**Records supplied**
Segment Open

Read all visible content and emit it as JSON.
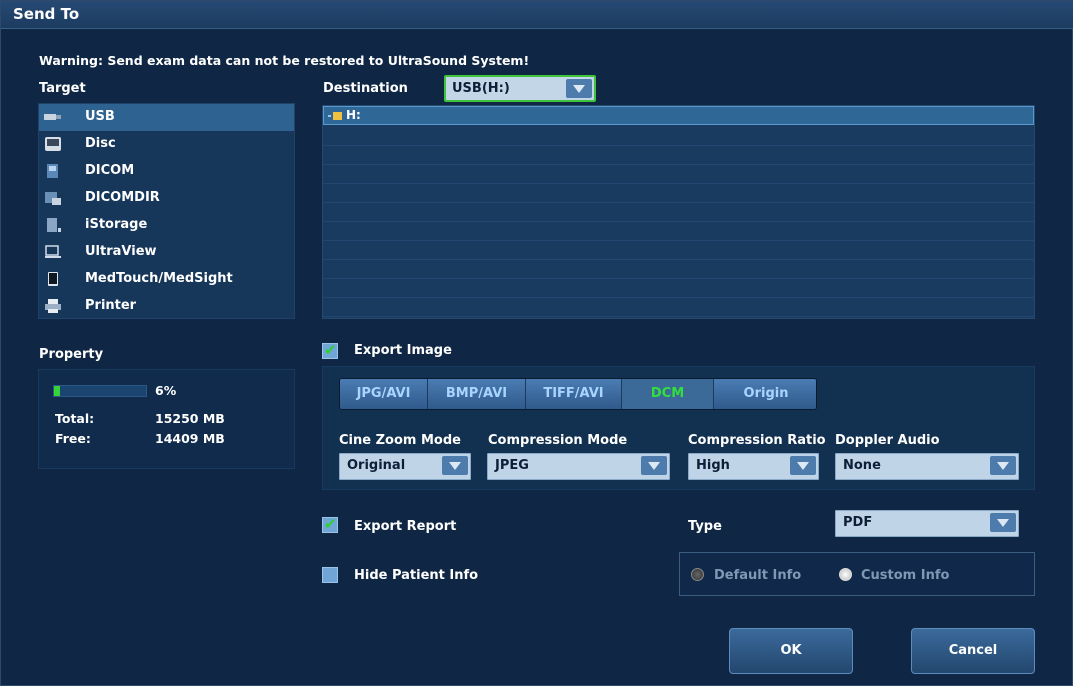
{
  "window": {
    "title": "Send To"
  },
  "warning": "Warning: Send exam data can not be restored to UltraSound System!",
  "target": {
    "label": "Target",
    "items": [
      {
        "label": "USB",
        "icon": "usb-drive-icon",
        "selected": true
      },
      {
        "label": "Disc",
        "icon": "disc-icon",
        "selected": false
      },
      {
        "label": "DICOM",
        "icon": "dicom-icon",
        "selected": false
      },
      {
        "label": "DICOMDIR",
        "icon": "dicomdir-icon",
        "selected": false
      },
      {
        "label": "iStorage",
        "icon": "istorage-icon",
        "selected": false
      },
      {
        "label": "UltraView",
        "icon": "ultraview-icon",
        "selected": false
      },
      {
        "label": "MedTouch/MedSight",
        "icon": "tablet-icon",
        "selected": false
      },
      {
        "label": "Printer",
        "icon": "printer-icon",
        "selected": false
      }
    ]
  },
  "destination": {
    "label": "Destination",
    "selected": "USB(H:)",
    "items": [
      {
        "label": "H:",
        "icon": "folder-icon",
        "selected": true
      }
    ]
  },
  "property": {
    "label": "Property",
    "usage_percent": 6,
    "usage_text": "6%",
    "total_label": "Total:",
    "total_value": "15250 MB",
    "free_label": "Free:",
    "free_value": "14409 MB"
  },
  "export_image": {
    "label": "Export Image",
    "checked": true,
    "formats": [
      {
        "label": "JPG/AVI",
        "active": false
      },
      {
        "label": "BMP/AVI",
        "active": false
      },
      {
        "label": "TIFF/AVI",
        "active": false
      },
      {
        "label": "DCM",
        "active": true
      },
      {
        "label": "Origin",
        "active": false
      }
    ],
    "cine_zoom_mode": {
      "label": "Cine Zoom Mode",
      "value": "Original"
    },
    "compression_mode": {
      "label": "Compression Mode",
      "value": "JPEG"
    },
    "compression_ratio": {
      "label": "Compression Ratio",
      "value": "High"
    },
    "doppler_audio": {
      "label": "Doppler Audio",
      "value": "None"
    }
  },
  "export_report": {
    "label": "Export Report",
    "checked": true,
    "type_label": "Type",
    "type_value": "PDF"
  },
  "hide_patient_info": {
    "label": "Hide Patient Info",
    "checked": false,
    "default_info": "Default Info",
    "custom_info": "Custom Info"
  },
  "buttons": {
    "ok": "OK",
    "cancel": "Cancel"
  },
  "colors": {
    "accent_green": "#35d23a",
    "selected_row": "#2e6290",
    "background": "#0f2744"
  }
}
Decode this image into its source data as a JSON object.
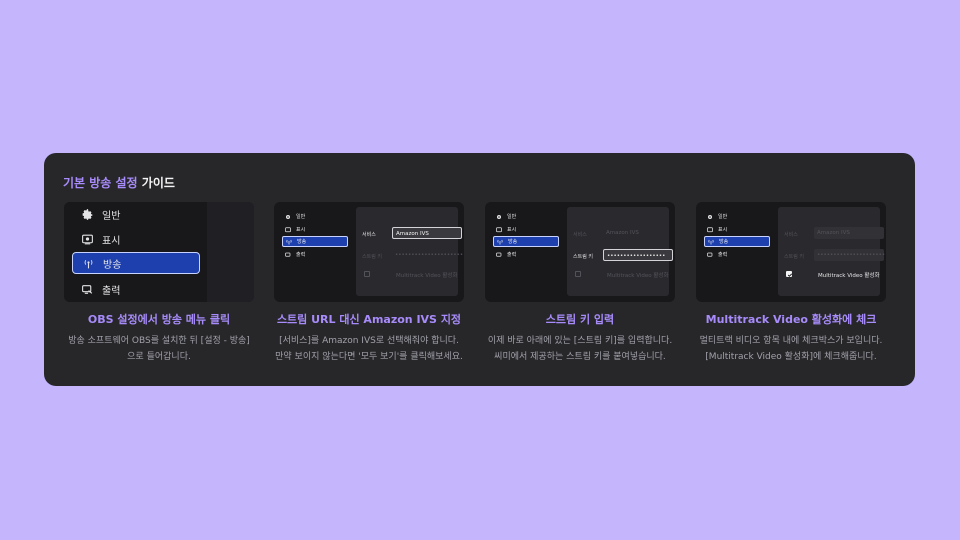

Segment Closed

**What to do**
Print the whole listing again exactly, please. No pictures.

**Exercise answer**
Read all visible content and emit it as JSON.
{
  "window": {
    "title": "Send To"
  },
  "warning": "Warning: Send exam data can not be restored to UltraSound System!",
  "target": {
    "label": "Target",
    "items": [
      {
        "label": "USB",
        "icon": "usb-drive-icon",
        "selected": true
      },
      {
        "label": "Disc",
        "icon": "disc-icon",
        "selected": false
      },
      {
        "label": "DICOM",
        "icon": "dicom-icon",
        "selected": false
      },
      {
        "label": "DICOMDIR",
        "icon": "dicomdir-icon",
        "selected": false
      },
      {
        "label": "iStorage",
        "icon": "istorage-icon",
        "selected": false
      },
      {
        "label": "UltraView",
        "icon": "ultraview-icon",
        "selected": false
      },
      {
        "label": "MedTouch/MedSight",
        "icon": "tablet-icon",
        "selected": false
      },
      {
        "label": "Printer",
        "icon": "printer-icon",
        "selected": false
      }
    ]
  },
  "destination": {
    "label": "Destination",
    "selected": "USB(H:)",
    "items": [
      {
        "label": "H:",
        "icon": "folder-icon",
        "selected": true
      }
    ]
  },
  "property": {
    "label": "Property",
    "usage_percent": 6,
    "usage_text": "6%",
    "total_label": "Total:",
    "total_value": "15250 MB",
    "free_label": "Free:",
    "free_value": "14409 MB"
  },
  "export_image": {
    "label": "Export Image",
    "checked": true,
    "formats": [
      {
        "label": "JPG/AVI",
        "active": false
      },
      {
        "label": "BMP/AVI",
        "active": false
      },
      {
        "label": "TIFF/AVI",
        "active": false
      },
      {
        "label": "DCM",
        "active": true
      },
      {
        "label": "Origin",
        "active": false
      }
    ],
    "cine_zoom_mode": {
      "label": "Cine Zoom Mode",
      "value": "Original"
    },
    "compression_mode": {
      "label": "Compression Mode",
      "value": "JPEG"
    },
    "compression_ratio": {
      "label": "Compression Ratio",
      "value": "High"
    },
    "doppler_audio": {
      "label": "Doppler Audio",
      "value": "None"
    }
  },
  "export_report": {
    "label": "Export Report",
    "checked": true,
    "type_label": "Type",
    "type_value": "PDF"
  },
  "hide_patient_info": {
    "label": "Hide Patient Info",
    "checked": false,
    "default_info": "Default Info",
    "custom_info": "Custom Info"
  },
  "buttons": {
    "ok": "OK",
    "cancel": "Cancel"
  },
  "colors": {
    "accent_green": "#35d23a",
    "selected_row": "#2e6290",
    "background": "#0f2744"
  }
}
Decode this image into its source data as a JSON object.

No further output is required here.